▸ Provided records:
▬▬▬
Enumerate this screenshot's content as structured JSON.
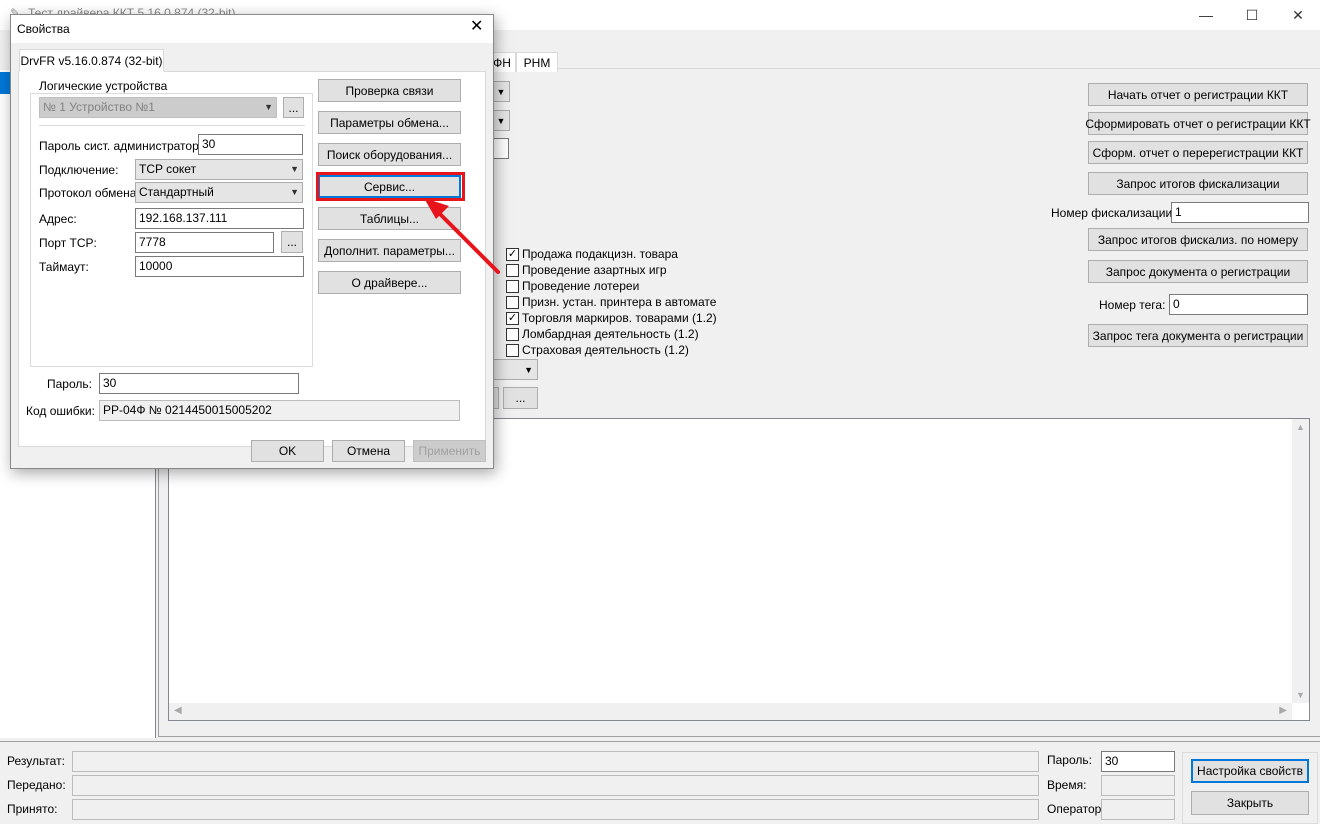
{
  "main_window": {
    "title": "Тест драйвера ККТ 5.16.0.874 (32-bit)",
    "tabs": [
      "ФН",
      "РНМ"
    ],
    "right_buttons": [
      "Начать отчет о регистрации ККТ",
      "Сформировать отчет о регистрации ККТ",
      "Сформ. отчет о перерегистрации ККТ",
      "Запрос итогов фискализации",
      "Запрос итогов фискализ. по номеру",
      "Запрос документа о регистрации",
      "Запрос тега документа о регистрации"
    ],
    "fiscal_number_label": "Номер фискализации:",
    "fiscal_number_value": "1",
    "tag_number_label": "Номер тега:",
    "tag_number_value": "0",
    "checkboxes": [
      {
        "label": "Продажа подакцизн. товара",
        "checked": true
      },
      {
        "label": "Проведение азартных игр",
        "checked": false
      },
      {
        "label": "Проведение лотереи",
        "checked": false
      },
      {
        "label": "Призн. устан. принтера в автомате",
        "checked": false
      },
      {
        "label": "Торговля маркиров. товарами (1.2)",
        "checked": true
      },
      {
        "label": "Ломбардная деятельность (1.2)",
        "checked": false
      },
      {
        "label": "Страховая деятельность (1.2)",
        "checked": false
      }
    ],
    "small_button_label": "...",
    "status": {
      "result_label": "Результат:",
      "sent_label": "Передано:",
      "received_label": "Принято:",
      "password_label": "Пароль:",
      "password_value": "30",
      "time_label": "Время:",
      "operator_label": "Оператор:",
      "settings_button": "Настройка свойств",
      "close_button": "Закрыть"
    }
  },
  "dialog": {
    "title": "Свойства",
    "close_glyph": "✕",
    "tab": "DrvFR v5.16.0.874 (32-bit)",
    "logical_devices_label": "Логические устройства",
    "logical_device_value": "№ 1 Устройство №1",
    "admin_password_label": "Пароль сист. администратора:",
    "admin_password_value": "30",
    "connection_label": "Подключение:",
    "connection_value": "TCP сокет",
    "protocol_label": "Протокол обмена:",
    "protocol_value": "Стандартный",
    "address_label": "Адрес:",
    "address_value": "192.168.137.111",
    "port_label": "Порт TCP:",
    "port_value": "7778",
    "timeout_label": "Таймаут:",
    "timeout_value": "10000",
    "password_label": "Пароль:",
    "password_value": "30",
    "error_code_label": "Код ошибки:",
    "error_code_value": "РР-04Ф № 0214450015005202",
    "ellipsis": "...",
    "side_buttons": [
      "Проверка связи",
      "Параметры обмена...",
      "Поиск оборудования...",
      "Сервис...",
      "Таблицы...",
      "Дополнит. параметры...",
      "О драйвере..."
    ],
    "ok_button": "OK",
    "cancel_button": "Отмена",
    "apply_button": "Применить"
  },
  "colors": {
    "highlight": "#e8141b",
    "focus": "#0078d7",
    "accent_strip": "#0078d7"
  }
}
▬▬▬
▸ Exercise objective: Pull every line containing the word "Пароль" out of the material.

▸ Solved problem:
      "password_label": "Пароль:",
    "admin_password_label": "Пароль сист. администратора:",
    "password_label": "Пароль:",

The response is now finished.